Whether you are laying carpet or laminate, it is essential that your concrete subfloor is clean, dry and even. Not only will this ensure your new flooring looks the best it can, it will make sure it lasts longer too.
Clean your Subfloor
If your subfloor has old paint, adhesive or wax left over from the previous flooring, it’s best to try and clean this up – especially if your new floor is being installed with adhesive.
You can do this with a scraper and then finish with a heavy duty sander or concrete grinder. If you don’t have one, they are available to rent from most tool hire shops which are easy to find through DoHire.com.
Level your subfloor
For the perfect finish, it’s essential that your concrete subfloor is flat. If not, any imperfections will be visible through your new flooring.
The best way to do this is with a long level and tape measure. It’s recommended that the floor must be uniform within 1/4 inch every 10 feet.
Use a heavy duty sander or a concrete grinder to even out any high spots.
Fill in any low spots with a floor levelling compound and allow it to completely dry before doing anything else.
For a more in-depth guide on how to make sure your concrete subfloor is even, check out this step-by-step guide from Wood Floor Business.
If making your subfloor flat isn’t an option, it is possible to even things out with a felt product such as our Lion 50 Felt Carpet Underlay. The felt will naturally fill in the gaps to create a smoother surface ready for a carpet to be laid. Felt products like this are only suitable for carpets and cannot be used with laminate.
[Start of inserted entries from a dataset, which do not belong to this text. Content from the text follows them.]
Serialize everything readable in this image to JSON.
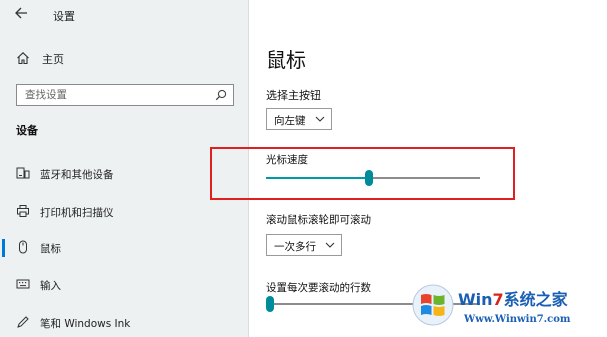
{
  "window": {
    "title": "设置"
  },
  "sidebar": {
    "home_label": "主页",
    "search_placeholder": "查找设置",
    "section_title": "设备",
    "items": [
      {
        "label": "蓝牙和其他设备",
        "icon": "bluetooth-devices-icon"
      },
      {
        "label": "打印机和扫描仪",
        "icon": "printer-icon"
      },
      {
        "label": "鼠标",
        "icon": "mouse-icon",
        "active": true
      },
      {
        "label": "输入",
        "icon": "keyboard-icon"
      },
      {
        "label": "笔和 Windows Ink",
        "icon": "pen-icon"
      }
    ]
  },
  "main": {
    "title": "鼠标",
    "primary_button": {
      "label": "选择主按钮",
      "value": "向左键"
    },
    "cursor_speed": {
      "label": "光标速度",
      "value_fraction": 0.48
    },
    "wheel_scroll": {
      "label": "滚动鼠标滚轮即可滚动",
      "value": "一次多行"
    },
    "lines_per_scroll": {
      "label": "设置每次要滚动的行数",
      "value_fraction": 0.02
    }
  },
  "watermark": {
    "brand_prefix": "Win",
    "brand_seven": "7",
    "brand_suffix": "系统之家",
    "url": "Www.Winwin7.com"
  },
  "colors": {
    "accent": "#0078d7",
    "slider": "#008b9a",
    "highlight": "#e02020"
  }
}
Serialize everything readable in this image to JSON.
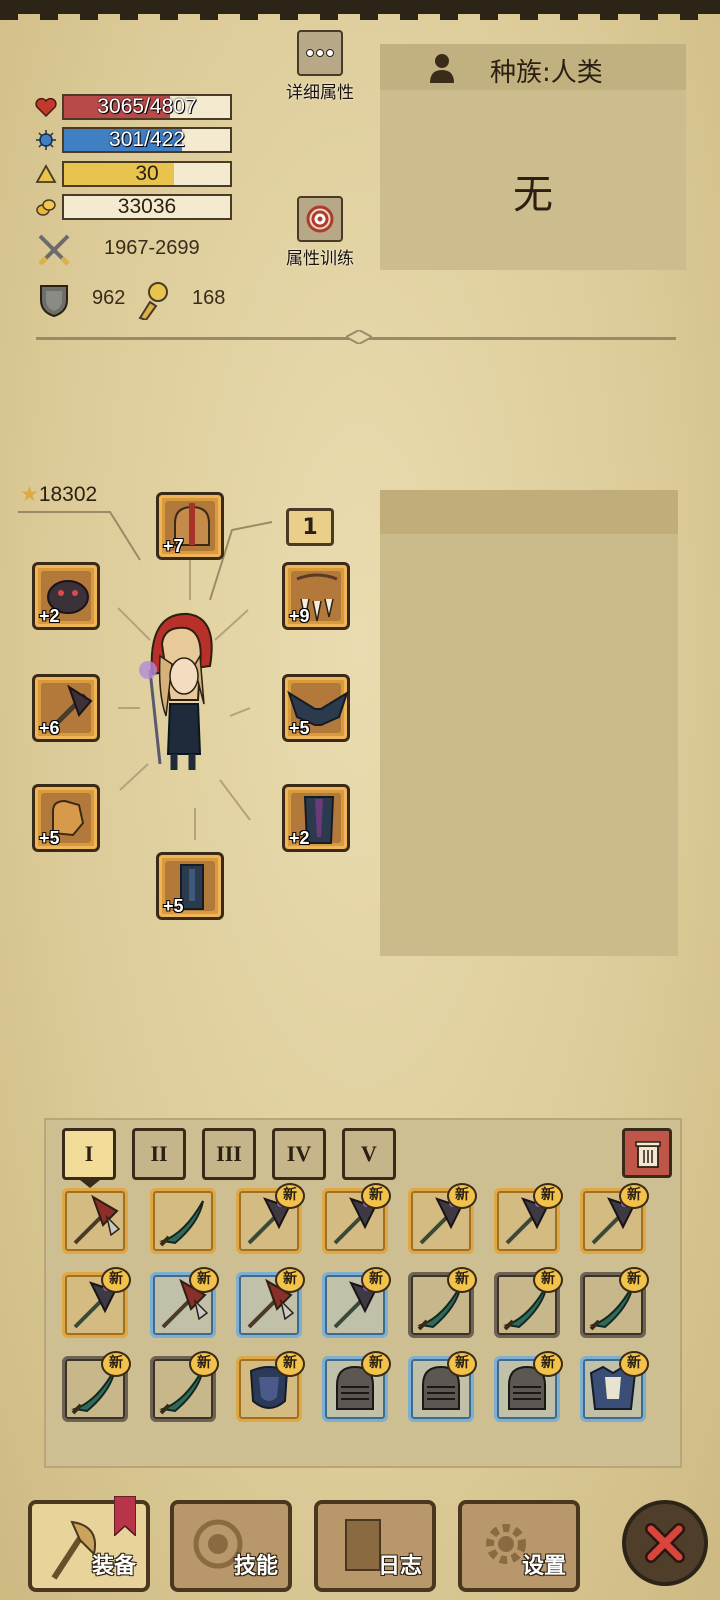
{
  "stats": {
    "hp": {
      "text": "3065/4807",
      "fill": 0.64,
      "color": "#b84a4a"
    },
    "mp": {
      "text": "301/422",
      "fill": 0.71,
      "color": "#3f7fc4"
    },
    "level": {
      "text": "30",
      "fill": 0.66,
      "color": "#e8c44e"
    },
    "gold": {
      "text": "33036"
    },
    "attack": "1967-2699",
    "defense": "962",
    "other": "168"
  },
  "buttons": {
    "detail_attributes": "详细属性",
    "attribute_training": "属性训练"
  },
  "race": {
    "label": "种族:人类",
    "value": "无"
  },
  "equipment": {
    "score": "18302",
    "badge": "1",
    "slots": [
      {
        "name": "helmet",
        "level": "+7"
      },
      {
        "name": "shoulder",
        "level": "+2"
      },
      {
        "name": "weapon",
        "level": "+6"
      },
      {
        "name": "gloves",
        "level": "+5"
      },
      {
        "name": "boots",
        "level": "+5"
      },
      {
        "name": "necklace",
        "level": "+9"
      },
      {
        "name": "cape",
        "level": "+5"
      },
      {
        "name": "legs",
        "level": "+2"
      }
    ]
  },
  "inventory": {
    "tabs": [
      "I",
      "II",
      "III",
      "IV",
      "V"
    ],
    "active_tab": "I",
    "new_tag": "新"
  },
  "nav": {
    "equip": "装备",
    "skills": "技能",
    "log": "日志",
    "settings": "设置"
  }
}
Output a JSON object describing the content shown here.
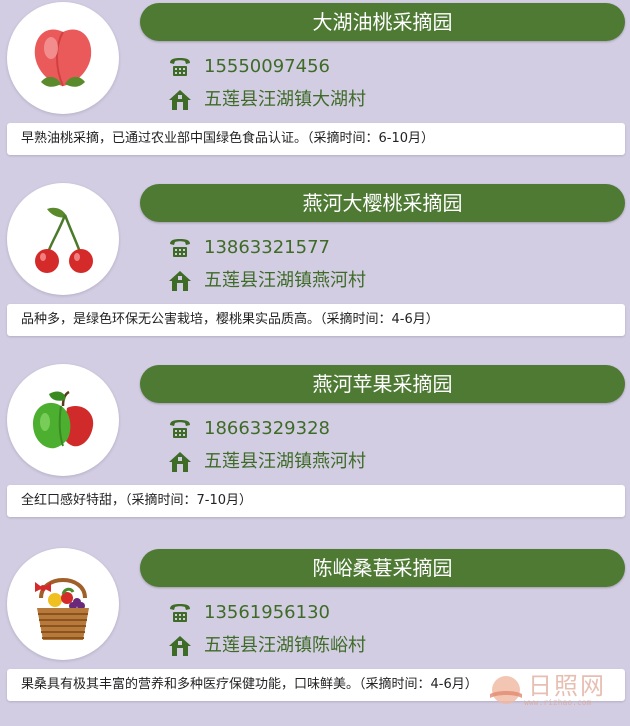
{
  "colors": {
    "background": "#d3cde4",
    "title_bar": "#4e7a34",
    "info_text": "#3e6b26"
  },
  "orchards": [
    {
      "icon": "peach-icon",
      "name": "大湖油桃采摘园",
      "phone": "15550097456",
      "address": "五莲县汪湖镇大湖村",
      "description": "早熟油桃采摘，已通过农业部中国绿色食品认证。（采摘时间：6-10月）"
    },
    {
      "icon": "cherry-icon",
      "name": "燕河大樱桃采摘园",
      "phone": "13863321577",
      "address": "五莲县汪湖镇燕河村",
      "description": "品种多，是绿色环保无公害栽培，樱桃果实品质高。（采摘时间：4-6月）"
    },
    {
      "icon": "apple-icon",
      "name": "燕河苹果采摘园",
      "phone": "18663329328",
      "address": "五莲县汪湖镇燕河村",
      "description": "全红口感好特甜，（采摘时间：7-10月）"
    },
    {
      "icon": "fruit-basket-icon",
      "name": "陈峪桑葚采摘园",
      "phone": "13561956130",
      "address": "五莲县汪湖镇陈峪村",
      "description": "果桑具有极其丰富的营养和多种医疗保健功能，口味鲜美。（采摘时间：4-6月）"
    }
  ],
  "watermark": {
    "text": "日照网",
    "url": "www.rizhao.com"
  }
}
If you are having the same problem and you want to lay laminate flooring, a thick laminate will help to smooth things out.
It is important to check that your concrete is dry before laying any type of flooring, but it is especially important for laminate and wood as moisture is extremely damaging.
If it is a new concrete subfloor, it should be left for at least 30 days before any new flooring is laid.
Use a moisture test kit to test the moisture levels. If they are not within the laminate or wood manufacturer’s guidelines, you will need to reduce the humidity and moisture of the room.
It is, of course, also very important to make sure that your subfloor is structurally sound and fit for purpose.
If you are moving into a new home or you haven’t changed your floor in a good number of years, you might not know the condition of the subfloor.
Check for cracks and crumbling before proceeding to install your new floor.